Sujung Kim is an Assistant Professor of religious studies at DePauw University. She received her PhD in East Asian Languages and Cultures from Columbia University in 2014. Her first book, Shinra Myojin and Buddhist Networks of the East Asian “Mediterranean” (University of Hawai‘i Press, 2019) focuses on a deity called Shinra Myōjin—whose name alludes to its possible connection with Korea—worshipped on Mt. Hiei in medieval Japan. The book explains that Shinra Myojin is not only an influential protector god of the Onjōji temple, but also part of the transnational network of people, ideas, and gods, spanning China, Korea, and Japan, out of which Shinra Myojin emerged. She is currently working on her second book project, which explores the interplay between emotion and etoki (picture-explaining) with an emphasis on the Illustrated Biographies of the Kegon Sect Patriarch, a thirteenth-century Japanese narrative scroll that depicts the biographies of two seventh-century Korean Buddhist monks. While her research centers on the premodern transcultural interactions between Japan and Korea, her interdisciplinary research interests include modern/contemporary Korean Buddhism, Buddhist visual and material culture, as well as performative aspects of Buddhist narratives.

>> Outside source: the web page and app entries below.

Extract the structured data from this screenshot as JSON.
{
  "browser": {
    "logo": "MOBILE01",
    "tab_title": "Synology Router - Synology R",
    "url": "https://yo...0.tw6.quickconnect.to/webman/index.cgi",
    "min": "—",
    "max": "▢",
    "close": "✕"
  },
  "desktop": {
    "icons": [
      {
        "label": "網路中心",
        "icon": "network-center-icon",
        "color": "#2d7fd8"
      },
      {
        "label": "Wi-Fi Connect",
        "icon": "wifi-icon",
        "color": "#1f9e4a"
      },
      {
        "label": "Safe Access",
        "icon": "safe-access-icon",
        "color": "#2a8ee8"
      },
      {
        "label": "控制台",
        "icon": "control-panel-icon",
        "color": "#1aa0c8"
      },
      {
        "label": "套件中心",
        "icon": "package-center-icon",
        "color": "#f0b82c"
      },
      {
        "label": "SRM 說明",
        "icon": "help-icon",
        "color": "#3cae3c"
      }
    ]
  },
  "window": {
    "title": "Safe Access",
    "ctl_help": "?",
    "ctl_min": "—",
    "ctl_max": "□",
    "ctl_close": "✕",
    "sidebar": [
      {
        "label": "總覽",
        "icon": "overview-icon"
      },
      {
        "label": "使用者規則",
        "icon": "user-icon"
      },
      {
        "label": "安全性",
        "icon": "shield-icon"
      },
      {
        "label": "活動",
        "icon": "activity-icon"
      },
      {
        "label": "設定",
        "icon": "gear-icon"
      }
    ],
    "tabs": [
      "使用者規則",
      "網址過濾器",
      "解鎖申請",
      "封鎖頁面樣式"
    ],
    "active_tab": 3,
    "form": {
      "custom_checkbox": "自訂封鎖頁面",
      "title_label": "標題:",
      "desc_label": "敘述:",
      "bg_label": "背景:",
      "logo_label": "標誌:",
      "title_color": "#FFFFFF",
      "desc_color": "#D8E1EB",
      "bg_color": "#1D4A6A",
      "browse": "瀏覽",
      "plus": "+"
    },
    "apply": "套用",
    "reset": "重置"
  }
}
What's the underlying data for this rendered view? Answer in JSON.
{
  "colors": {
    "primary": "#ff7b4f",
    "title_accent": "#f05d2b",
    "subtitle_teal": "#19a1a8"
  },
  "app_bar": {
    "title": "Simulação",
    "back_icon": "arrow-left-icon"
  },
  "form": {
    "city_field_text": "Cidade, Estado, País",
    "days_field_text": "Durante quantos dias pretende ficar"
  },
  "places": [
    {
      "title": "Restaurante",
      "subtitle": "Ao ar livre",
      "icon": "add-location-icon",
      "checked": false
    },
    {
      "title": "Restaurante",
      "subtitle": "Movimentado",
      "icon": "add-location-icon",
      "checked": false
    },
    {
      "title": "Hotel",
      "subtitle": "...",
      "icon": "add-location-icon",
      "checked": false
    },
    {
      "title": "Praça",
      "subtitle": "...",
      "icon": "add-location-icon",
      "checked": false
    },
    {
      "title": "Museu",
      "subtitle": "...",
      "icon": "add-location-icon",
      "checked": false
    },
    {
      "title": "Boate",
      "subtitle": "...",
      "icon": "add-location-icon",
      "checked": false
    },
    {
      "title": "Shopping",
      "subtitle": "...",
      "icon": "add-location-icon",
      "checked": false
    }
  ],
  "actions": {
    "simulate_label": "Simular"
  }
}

Thi Hien Nguyen got her Bachelor of Literature and Russian in Russia in 1987, Master in 1999 and Ph.D. in 2002 in folklore with a minor in religious studies at Indiana University, USA. Then, she worked as a postdoc fellow at American Museum of Natural History in New York (2003) and at University of California in Los Angeles, California, USA (2004). She was appointed as an associate professor in 2012. Currently, she works as a lecturer and researcher, and the Vice Director of Viet Nam National Institute of Culture and Arts Studies, Ministry of Culture, Sports, and Tourism. She is also selected as a member of the evaluation body, UNESCO’s Convention 2003 in the terms of 2012-2014, 2017-2020. She is interested in doing research on religious practices, cultural heritage and transnationalism.
Her selected books include:
-2016, The Religion of Four Palaces: Mediumship and Therapy in Viet Culture. The Gioi Publishing House.
– 2011, Spirits Without Borders: The Legacy of Vietnamese Mediumship in a Transnational Era (co-authored with Karen Fjelstad). Palgrave Macmillan.
– 2006, Possessed by the Spirits: Mediumship in Contemporary Vietnamese Communities (co-edited with Dr. Karen Fjelstad). Cornell Southeast Asia Program, Cornell University.